their “broad discretion to manage discovery and to
control the course of litigation under Federal Rule of Civil
Procedure (“Rule”) 16.” Avila v.
Willits Envtl. Remediation Trust, 633 F.3d 828, 833 (9th
Cir. 2011); see also Acuna, 200 F.3d at 340
(“In the federal courts, such orders are issued under
the wide discretion afforded district judges over the
management of discovery under Fed.R.Civ.P. 16.”);
Fed.R.Civ.P. 16(c)(2)(L) (authorizing courts to adopt
“special procedures for managing potentially difficult
or protracted actions that may involve complex issues,
multiple parties, difficult legal questions, or unusual proof
problems.”). A district court's decision to issue a
Lone Pine order, therefore, is reviewed for an abuse
of discretion. See Avila, 633 F.3d at 833.
that courts consider when evaluating a Lone Pine
request include (1) the posture of the action, (2) the

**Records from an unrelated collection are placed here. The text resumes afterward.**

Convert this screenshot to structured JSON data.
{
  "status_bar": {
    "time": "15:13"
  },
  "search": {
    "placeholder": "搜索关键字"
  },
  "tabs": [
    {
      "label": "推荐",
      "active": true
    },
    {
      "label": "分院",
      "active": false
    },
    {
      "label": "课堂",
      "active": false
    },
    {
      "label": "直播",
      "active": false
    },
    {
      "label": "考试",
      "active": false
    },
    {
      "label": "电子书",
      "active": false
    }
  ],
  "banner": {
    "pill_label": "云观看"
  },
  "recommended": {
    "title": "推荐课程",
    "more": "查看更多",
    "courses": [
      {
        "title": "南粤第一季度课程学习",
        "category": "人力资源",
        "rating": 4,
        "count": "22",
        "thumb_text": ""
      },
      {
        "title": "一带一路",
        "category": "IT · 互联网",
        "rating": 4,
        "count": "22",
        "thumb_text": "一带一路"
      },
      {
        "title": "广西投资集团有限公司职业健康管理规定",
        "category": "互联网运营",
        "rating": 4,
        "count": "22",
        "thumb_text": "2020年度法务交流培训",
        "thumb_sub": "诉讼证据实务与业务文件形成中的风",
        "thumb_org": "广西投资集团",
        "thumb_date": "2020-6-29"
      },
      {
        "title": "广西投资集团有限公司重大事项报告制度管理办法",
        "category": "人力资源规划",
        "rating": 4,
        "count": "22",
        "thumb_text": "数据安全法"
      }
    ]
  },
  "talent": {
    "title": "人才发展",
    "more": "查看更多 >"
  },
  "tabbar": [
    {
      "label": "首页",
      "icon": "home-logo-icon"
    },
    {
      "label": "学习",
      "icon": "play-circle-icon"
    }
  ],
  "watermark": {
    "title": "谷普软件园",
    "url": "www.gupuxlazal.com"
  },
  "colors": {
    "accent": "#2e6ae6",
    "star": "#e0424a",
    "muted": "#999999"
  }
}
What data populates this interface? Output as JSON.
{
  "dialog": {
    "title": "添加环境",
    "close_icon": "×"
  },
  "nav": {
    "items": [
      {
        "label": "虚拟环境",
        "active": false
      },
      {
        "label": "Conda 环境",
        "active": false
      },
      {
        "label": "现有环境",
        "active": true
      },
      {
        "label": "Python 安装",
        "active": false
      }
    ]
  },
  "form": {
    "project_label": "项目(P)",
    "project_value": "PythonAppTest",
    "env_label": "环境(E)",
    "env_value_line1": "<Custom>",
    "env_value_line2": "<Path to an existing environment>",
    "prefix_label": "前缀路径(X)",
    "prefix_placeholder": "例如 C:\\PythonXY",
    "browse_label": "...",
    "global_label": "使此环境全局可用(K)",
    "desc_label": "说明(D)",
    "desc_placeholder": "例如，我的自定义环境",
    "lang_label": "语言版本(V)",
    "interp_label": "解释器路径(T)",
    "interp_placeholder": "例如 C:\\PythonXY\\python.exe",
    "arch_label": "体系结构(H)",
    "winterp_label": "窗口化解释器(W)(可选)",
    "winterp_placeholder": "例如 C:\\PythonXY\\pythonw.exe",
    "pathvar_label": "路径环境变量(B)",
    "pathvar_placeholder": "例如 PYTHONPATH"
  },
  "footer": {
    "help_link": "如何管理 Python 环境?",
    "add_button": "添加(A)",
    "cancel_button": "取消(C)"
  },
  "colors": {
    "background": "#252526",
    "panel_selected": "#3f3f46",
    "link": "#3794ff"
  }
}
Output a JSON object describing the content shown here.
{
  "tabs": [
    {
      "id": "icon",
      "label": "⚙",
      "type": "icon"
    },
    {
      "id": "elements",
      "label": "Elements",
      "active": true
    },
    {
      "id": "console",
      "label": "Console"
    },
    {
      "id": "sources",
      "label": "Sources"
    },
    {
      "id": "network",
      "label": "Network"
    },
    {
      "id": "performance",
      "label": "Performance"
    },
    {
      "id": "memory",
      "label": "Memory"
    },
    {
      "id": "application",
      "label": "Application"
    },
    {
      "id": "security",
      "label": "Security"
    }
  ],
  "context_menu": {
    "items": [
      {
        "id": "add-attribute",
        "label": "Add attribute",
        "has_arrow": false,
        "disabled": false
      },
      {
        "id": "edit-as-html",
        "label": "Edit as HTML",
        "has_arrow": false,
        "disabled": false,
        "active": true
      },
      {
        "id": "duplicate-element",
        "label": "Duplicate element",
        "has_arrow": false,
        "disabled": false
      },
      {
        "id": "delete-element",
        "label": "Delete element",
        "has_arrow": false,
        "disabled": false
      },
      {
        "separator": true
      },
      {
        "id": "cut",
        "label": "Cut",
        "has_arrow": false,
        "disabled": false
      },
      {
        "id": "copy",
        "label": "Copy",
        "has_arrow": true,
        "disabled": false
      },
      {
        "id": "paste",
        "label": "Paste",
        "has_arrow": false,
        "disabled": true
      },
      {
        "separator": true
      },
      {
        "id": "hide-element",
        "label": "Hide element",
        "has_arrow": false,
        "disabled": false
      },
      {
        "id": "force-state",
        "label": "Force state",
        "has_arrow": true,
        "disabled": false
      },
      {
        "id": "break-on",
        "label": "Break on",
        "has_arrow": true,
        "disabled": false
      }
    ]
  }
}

peculiar case management needs presented, (3) external agency
decisions impacting the merits of the case, (4) the
availability and use of other procedures explicitly
sanctioned by federal rule or statute, and (5) the type of
injury alleged by plaintiffs and its cause. In re Digitek
Prod. Liab. Litig., 264 F.R.D. 249, 256 (S.D. W.Va.
2010). When courts find that these, or other factors, weigh
in favor of exercising their discretion to issue a Lone
Pine, they typically require the plaintiffs to make a
prima facie evidentiary showing regarding the
plaintiffs' exposure to the alleged toxic substances,
what injuries they sustained, and how the defendants'